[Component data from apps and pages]
[Start of Attachment]

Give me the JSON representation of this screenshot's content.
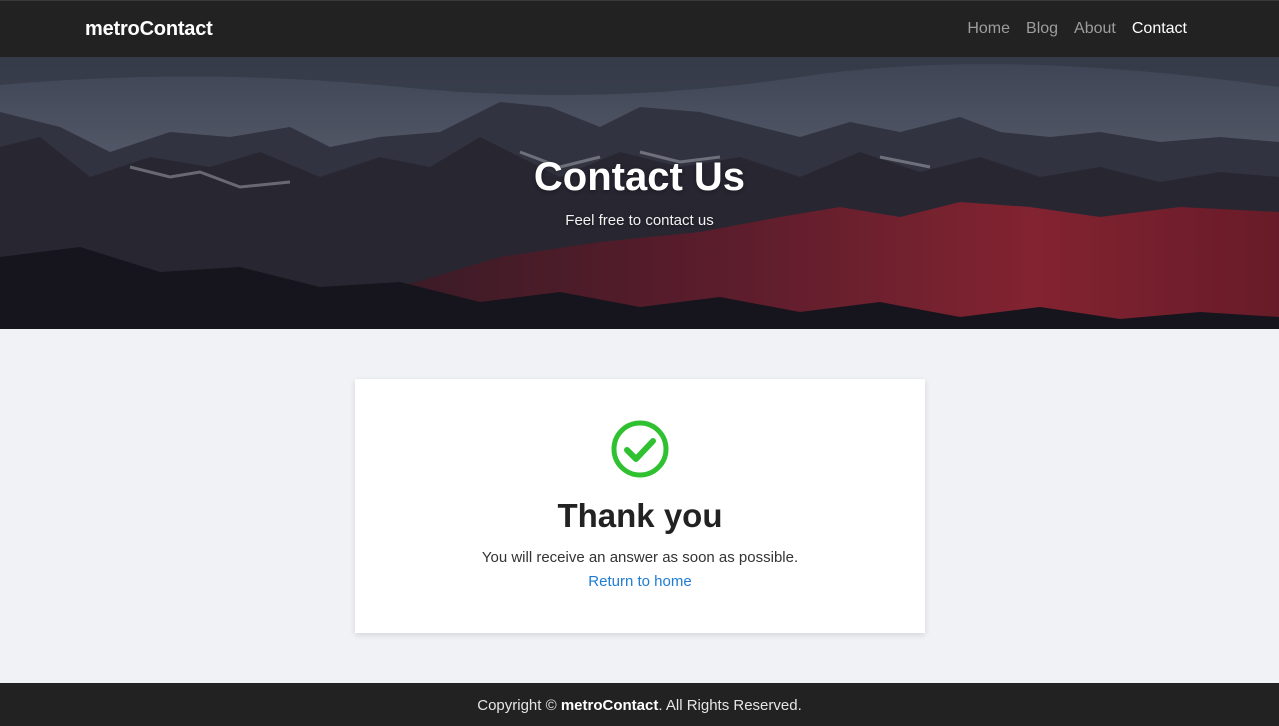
{
  "navbar": {
    "brand": "metroContact",
    "links": [
      {
        "label": "Home",
        "active": false
      },
      {
        "label": "Blog",
        "active": false
      },
      {
        "label": "About",
        "active": false
      },
      {
        "label": "Contact",
        "active": true
      }
    ]
  },
  "hero": {
    "title": "Contact Us",
    "subtitle": "Feel free to contact us"
  },
  "confirmation": {
    "icon": "check-circle-icon",
    "icon_color": "#2fc12f",
    "title": "Thank you",
    "message": "You will receive an answer as soon as possible.",
    "link_label": "Return to home"
  },
  "footer": {
    "prefix": "Copyright © ",
    "brand": "metroContact",
    "suffix": ". All Rights Reserved."
  },
  "colors": {
    "navbar_bg": "#222222",
    "page_bg": "#f0f2f6",
    "link": "#1e7bd4"
  }
}
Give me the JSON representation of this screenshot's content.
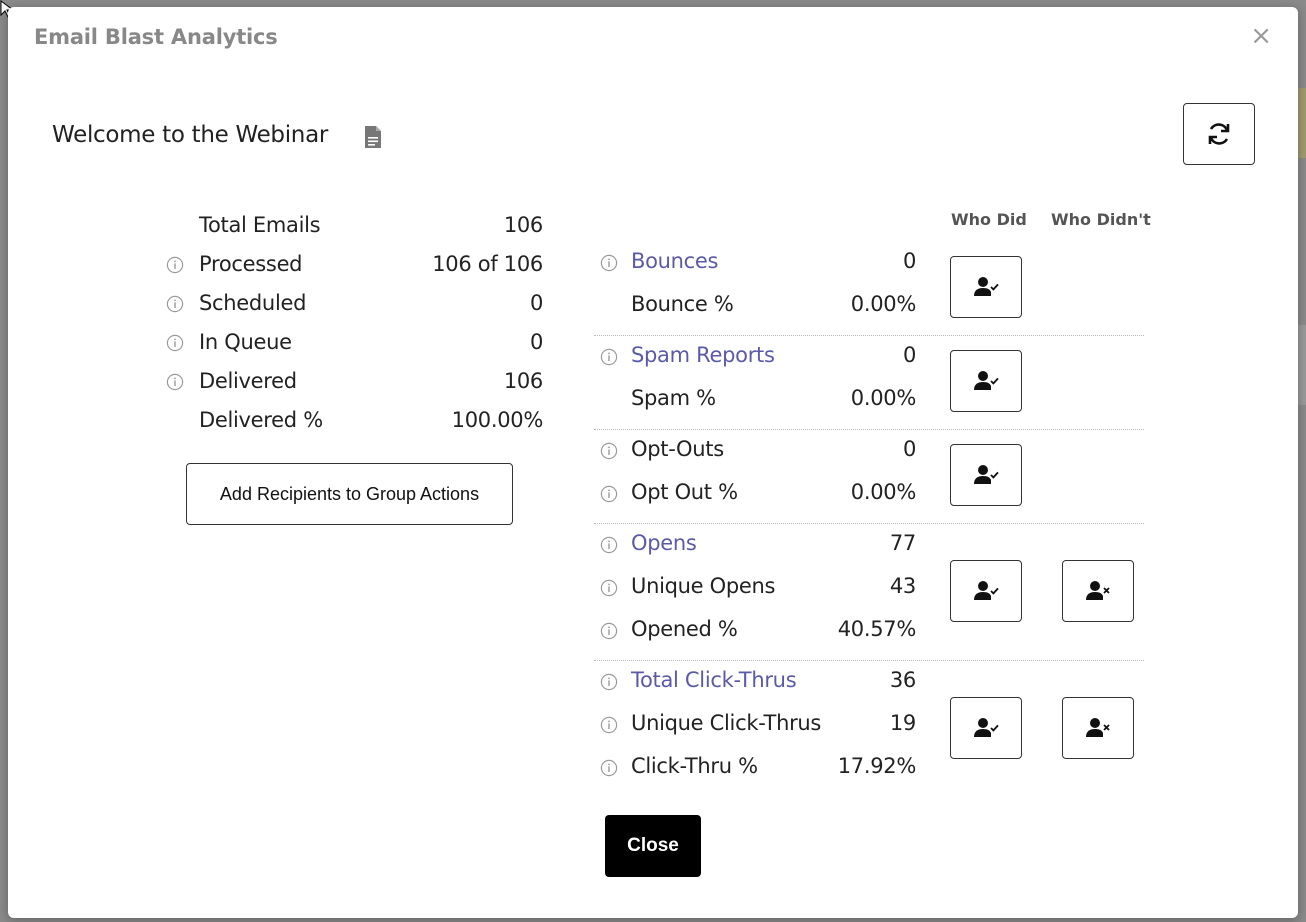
{
  "modal": {
    "title": "Email Blast Analytics",
    "close_x": "×",
    "blast_name": "Welcome to the Webinar"
  },
  "left_stats": [
    {
      "label": "Total Emails",
      "value": "106",
      "info": false
    },
    {
      "label": "Processed",
      "value": "106 of 106",
      "info": true
    },
    {
      "label": "Scheduled",
      "value": "0",
      "info": true
    },
    {
      "label": "In Queue",
      "value": "0",
      "info": true
    },
    {
      "label": "Delivered",
      "value": "106",
      "info": true
    },
    {
      "label": "Delivered %",
      "value": "100.00%",
      "info": false
    }
  ],
  "add_recipients_label": "Add Recipients to Group Actions",
  "columns": {
    "who_did": "Who Did",
    "who_didnt": "Who Didn't"
  },
  "groups": [
    {
      "rows": [
        {
          "label": "Bounces",
          "value": "0",
          "info": true,
          "link": true
        },
        {
          "label": "Bounce %",
          "value": "0.00%",
          "info": false,
          "link": false
        }
      ],
      "who_did": true,
      "who_didnt": false
    },
    {
      "rows": [
        {
          "label": "Spam Reports",
          "value": "0",
          "info": true,
          "link": true
        },
        {
          "label": "Spam %",
          "value": "0.00%",
          "info": false,
          "link": false
        }
      ],
      "who_did": true,
      "who_didnt": false
    },
    {
      "rows": [
        {
          "label": "Opt-Outs",
          "value": "0",
          "info": true,
          "link": false
        },
        {
          "label": "Opt Out %",
          "value": "0.00%",
          "info": true,
          "link": false
        }
      ],
      "who_did": true,
      "who_didnt": false
    },
    {
      "rows": [
        {
          "label": "Opens",
          "value": "77",
          "info": true,
          "link": true
        },
        {
          "label": "Unique Opens",
          "value": "43",
          "info": true,
          "link": false
        },
        {
          "label": "Opened %",
          "value": "40.57%",
          "info": true,
          "link": false
        }
      ],
      "who_did": true,
      "who_didnt": true
    },
    {
      "rows": [
        {
          "label": "Total Click-Thrus",
          "value": "36",
          "info": true,
          "link": true
        },
        {
          "label": "Unique Click-Thrus",
          "value": "19",
          "info": true,
          "link": false
        },
        {
          "label": "Click-Thru %",
          "value": "17.92%",
          "info": true,
          "link": false
        }
      ],
      "who_did": true,
      "who_didnt": true
    }
  ],
  "close_label": "Close",
  "colors": {
    "link": "#5a5aa8",
    "close_bg": "#000000"
  },
  "icons": {
    "refresh": "refresh-icon",
    "document": "document-icon",
    "info": "info-icon",
    "who_did": "user-check-icon",
    "who_didnt": "user-x-icon"
  }
}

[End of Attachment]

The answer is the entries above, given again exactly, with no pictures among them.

## Solution
Give me the JSON representation of this screenshot's content.
{
  "navbar": {
    "brand": "metroContact",
    "links": [
      {
        "label": "Home",
        "active": false
      },
      {
        "label": "Blog",
        "active": false
      },
      {
        "label": "About",
        "active": false
      },
      {
        "label": "Contact",
        "active": true
      }
    ]
  },
  "hero": {
    "title": "Contact Us",
    "subtitle": "Feel free to contact us"
  },
  "confirmation": {
    "icon": "check-circle-icon",
    "icon_color": "#2fc12f",
    "title": "Thank you",
    "message": "You will receive an answer as soon as possible.",
    "link_label": "Return to home"
  },
  "footer": {
    "prefix": "Copyright © ",
    "brand": "metroContact",
    "suffix": ". All Rights Reserved."
  },
  "colors": {
    "navbar_bg": "#222222",
    "page_bg": "#f0f2f6",
    "link": "#1e7bd4"
  }
}
Give me the JSON representation of this screenshot's content.
{
  "modal": {
    "title": "Email Blast Analytics",
    "close_x": "×",
    "blast_name": "Welcome to the Webinar"
  },
  "left_stats": [
    {
      "label": "Total Emails",
      "value": "106",
      "info": false
    },
    {
      "label": "Processed",
      "value": "106 of 106",
      "info": true
    },
    {
      "label": "Scheduled",
      "value": "0",
      "info": true
    },
    {
      "label": "In Queue",
      "value": "0",
      "info": true
    },
    {
      "label": "Delivered",
      "value": "106",
      "info": true
    },
    {
      "label": "Delivered %",
      "value": "100.00%",
      "info": false
    }
  ],
  "add_recipients_label": "Add Recipients to Group Actions",
  "columns": {
    "who_did": "Who Did",
    "who_didnt": "Who Didn't"
  },
  "groups": [
    {
      "rows": [
        {
          "label": "Bounces",
          "value": "0",
          "info": true,
          "link": true
        },
        {
          "label": "Bounce %",
          "value": "0.00%",
          "info": false,
          "link": false
        }
      ],
      "who_did": true,
      "who_didnt": false
    },
    {
      "rows": [
        {
          "label": "Spam Reports",
          "value": "0",
          "info": true,
          "link": true
        },
        {
          "label": "Spam %",
          "value": "0.00%",
          "info": false,
          "link": false
        }
      ],
      "who_did": true,
      "who_didnt": false
    },
    {
      "rows": [
        {
          "label": "Opt-Outs",
          "value": "0",
          "info": true,
          "link": false
        },
        {
          "label": "Opt Out %",
          "value": "0.00%",
          "info": true,
          "link": false
        }
      ],
      "who_did": true,
      "who_didnt": false
    },
    {
      "rows": [
        {
          "label": "Opens",
          "value": "77",
          "info": true,
          "link": true
        },
        {
          "label": "Unique Opens",
          "value": "43",
          "info": true,
          "link": false
        },
        {
          "label": "Opened %",
          "value": "40.57%",
          "info": true,
          "link": false
        }
      ],
      "who_did": true,
      "who_didnt": true
    },
    {
      "rows": [
        {
          "label": "Total Click-Thrus",
          "value": "36",
          "info": true,
          "link": true
        },
        {
          "label": "Unique Click-Thrus",
          "value": "19",
          "info": true,
          "link": false
        },
        {
          "label": "Click-Thru %",
          "value": "17.92%",
          "info": true,
          "link": false
        }
      ],
      "who_did": true,
      "who_didnt": true
    }
  ],
  "close_label": "Close",
  "colors": {
    "link": "#5a5aa8",
    "close_bg": "#000000"
  },
  "icons": {
    "refresh": "refresh-icon",
    "document": "document-icon",
    "info": "info-icon",
    "who_did": "user-check-icon",
    "who_didnt": "user-x-icon"
  }
}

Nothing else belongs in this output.